I’d love to hear what’s worked for you when managing change or some of the ways you’ve supported your company making changes. Post your experiences in the comments section below.

Photo attribution: Francesco Corallo

You might also like

Leading Change: Why transformation efforts fail [from the Harvard Business Review]

The Difference Between Change and Transformation [from CIOInsight.com]

How a Single Source of Data Truth Can Improve Business Decisions [More from the blogs]

Red Bull Media House’s Advice for Successful Content Marketing [More from the blogs]

Customer Relationship Management: Bring finance into the CRM world [More from the blogs]

Marketing Strategy , , ,

Brian Carroll

The Most Important B2B Marketing Metrics for CEOs

September 15th, 2014

CEOs expect their marketing leaders to provide metrics and be accountable in meeting their numbers, just like their expectations for sales leaders. Oftentimes, CEOs’ marketing leaders only have various activity KPIs and some squishy metrics, such as brand recognition.

Marketing Metrics for CEOs

At the same time, most CEOs agree that they aren’t receiving enough activity from Marketing into the sales funnel. Thus, their marketers are constantly reminded that more leads are needed, as fast as possible.

When the revenue doesn’t immediately materialize, CEOs will lament, “Why can’t I see ROI from marketing?”

As marketers, I believe the key is to look at why we are measuring our marketing in the first place.

We need to be able to answer the big picture questions, like the following:

  1. What effect are our marketing investments having on sales productivity? On the pipeline? On revenue?
  2. What can Marketing do to lower the combined expense-to-revenue ratio of sales and marketing activities?
  3. How much am I putting in and what am I getting out? The difference between these two numbers is often expressed as a percentage.
  4. How much revenue can be directly attributed to leads coming from Marketing (i.e., the lead generation program in a specific time period)?
  5. What is the total cost of your lead generation program during a specific time period?
    • Marketing team total compensation
    • Vendors and outsourcers
    • Costs and materials

I’d love to get your input on what you believe are the most important B2B marketing metrics for CEOs. Please leave a comment below to share your insights.

Photo attribution: thinkpanama

You might also like

Lead Generation: How using science increased teleprospecting sales handoffs 304% [More from the blogs]

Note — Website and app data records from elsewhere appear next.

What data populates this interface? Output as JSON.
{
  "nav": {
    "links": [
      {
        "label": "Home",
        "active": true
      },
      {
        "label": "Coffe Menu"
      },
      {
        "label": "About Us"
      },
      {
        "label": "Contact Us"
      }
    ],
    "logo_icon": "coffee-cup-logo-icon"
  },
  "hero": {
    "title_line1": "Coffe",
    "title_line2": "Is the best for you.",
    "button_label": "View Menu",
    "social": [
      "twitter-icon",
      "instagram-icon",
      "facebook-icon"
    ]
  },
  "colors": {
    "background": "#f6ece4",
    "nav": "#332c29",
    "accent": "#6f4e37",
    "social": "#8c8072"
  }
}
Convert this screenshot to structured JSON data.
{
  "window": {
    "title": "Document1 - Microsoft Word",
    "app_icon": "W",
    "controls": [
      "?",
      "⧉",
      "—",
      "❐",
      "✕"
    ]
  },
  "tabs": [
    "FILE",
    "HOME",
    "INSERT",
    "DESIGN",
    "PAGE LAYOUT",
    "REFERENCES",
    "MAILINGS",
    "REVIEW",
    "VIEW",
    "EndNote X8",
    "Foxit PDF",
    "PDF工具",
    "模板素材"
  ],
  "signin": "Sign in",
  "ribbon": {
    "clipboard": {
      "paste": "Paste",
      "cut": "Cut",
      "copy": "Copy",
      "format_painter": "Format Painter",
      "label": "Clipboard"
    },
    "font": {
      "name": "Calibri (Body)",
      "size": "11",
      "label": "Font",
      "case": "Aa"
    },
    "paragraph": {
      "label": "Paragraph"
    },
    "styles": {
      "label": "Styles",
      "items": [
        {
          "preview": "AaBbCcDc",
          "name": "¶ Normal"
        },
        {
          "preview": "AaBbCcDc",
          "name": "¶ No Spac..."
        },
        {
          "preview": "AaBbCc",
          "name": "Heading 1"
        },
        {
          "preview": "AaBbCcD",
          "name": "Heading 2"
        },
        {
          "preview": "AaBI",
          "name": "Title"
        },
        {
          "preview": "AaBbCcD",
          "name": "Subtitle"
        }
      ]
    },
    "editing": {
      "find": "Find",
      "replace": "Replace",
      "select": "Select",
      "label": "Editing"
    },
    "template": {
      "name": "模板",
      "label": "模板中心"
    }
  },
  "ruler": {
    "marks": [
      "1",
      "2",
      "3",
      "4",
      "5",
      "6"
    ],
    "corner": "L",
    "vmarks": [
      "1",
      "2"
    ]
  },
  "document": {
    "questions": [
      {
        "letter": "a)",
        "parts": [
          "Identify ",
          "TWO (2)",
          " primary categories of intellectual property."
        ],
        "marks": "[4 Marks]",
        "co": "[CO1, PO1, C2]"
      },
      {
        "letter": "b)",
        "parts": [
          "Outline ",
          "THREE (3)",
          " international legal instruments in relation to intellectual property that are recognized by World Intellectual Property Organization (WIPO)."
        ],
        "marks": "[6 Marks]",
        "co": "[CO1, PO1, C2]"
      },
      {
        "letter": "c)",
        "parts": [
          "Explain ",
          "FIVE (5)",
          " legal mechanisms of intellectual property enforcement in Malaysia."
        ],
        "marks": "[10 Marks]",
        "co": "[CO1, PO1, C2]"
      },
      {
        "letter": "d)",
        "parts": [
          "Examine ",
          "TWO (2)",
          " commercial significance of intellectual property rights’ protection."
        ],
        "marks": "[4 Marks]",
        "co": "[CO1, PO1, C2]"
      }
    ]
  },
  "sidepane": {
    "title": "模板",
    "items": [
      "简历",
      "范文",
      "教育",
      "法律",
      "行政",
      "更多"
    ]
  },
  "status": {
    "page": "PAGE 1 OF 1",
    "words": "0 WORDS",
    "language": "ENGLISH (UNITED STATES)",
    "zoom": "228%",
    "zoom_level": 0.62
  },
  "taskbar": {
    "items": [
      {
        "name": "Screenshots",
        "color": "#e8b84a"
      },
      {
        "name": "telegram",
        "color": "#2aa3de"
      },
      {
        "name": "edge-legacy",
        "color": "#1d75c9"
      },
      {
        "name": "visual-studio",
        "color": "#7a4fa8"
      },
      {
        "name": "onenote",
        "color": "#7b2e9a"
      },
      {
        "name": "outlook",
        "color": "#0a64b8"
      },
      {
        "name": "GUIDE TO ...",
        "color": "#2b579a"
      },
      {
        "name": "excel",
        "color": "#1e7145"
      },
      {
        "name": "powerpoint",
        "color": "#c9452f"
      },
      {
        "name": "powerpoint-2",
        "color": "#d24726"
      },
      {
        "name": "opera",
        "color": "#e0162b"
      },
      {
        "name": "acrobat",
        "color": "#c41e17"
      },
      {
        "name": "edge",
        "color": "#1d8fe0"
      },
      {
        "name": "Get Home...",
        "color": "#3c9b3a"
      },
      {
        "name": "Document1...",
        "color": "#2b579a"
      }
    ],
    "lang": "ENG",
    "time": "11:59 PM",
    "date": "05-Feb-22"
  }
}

Lead Management: 4 principles to follow [More from the blogs]

B2B Marketing: How accounts payable company’s new process increased Marketing’s contribution to revenue 1,300% [MarketingSherpa B2B Marketing case study]

ROI Measurement , , , ,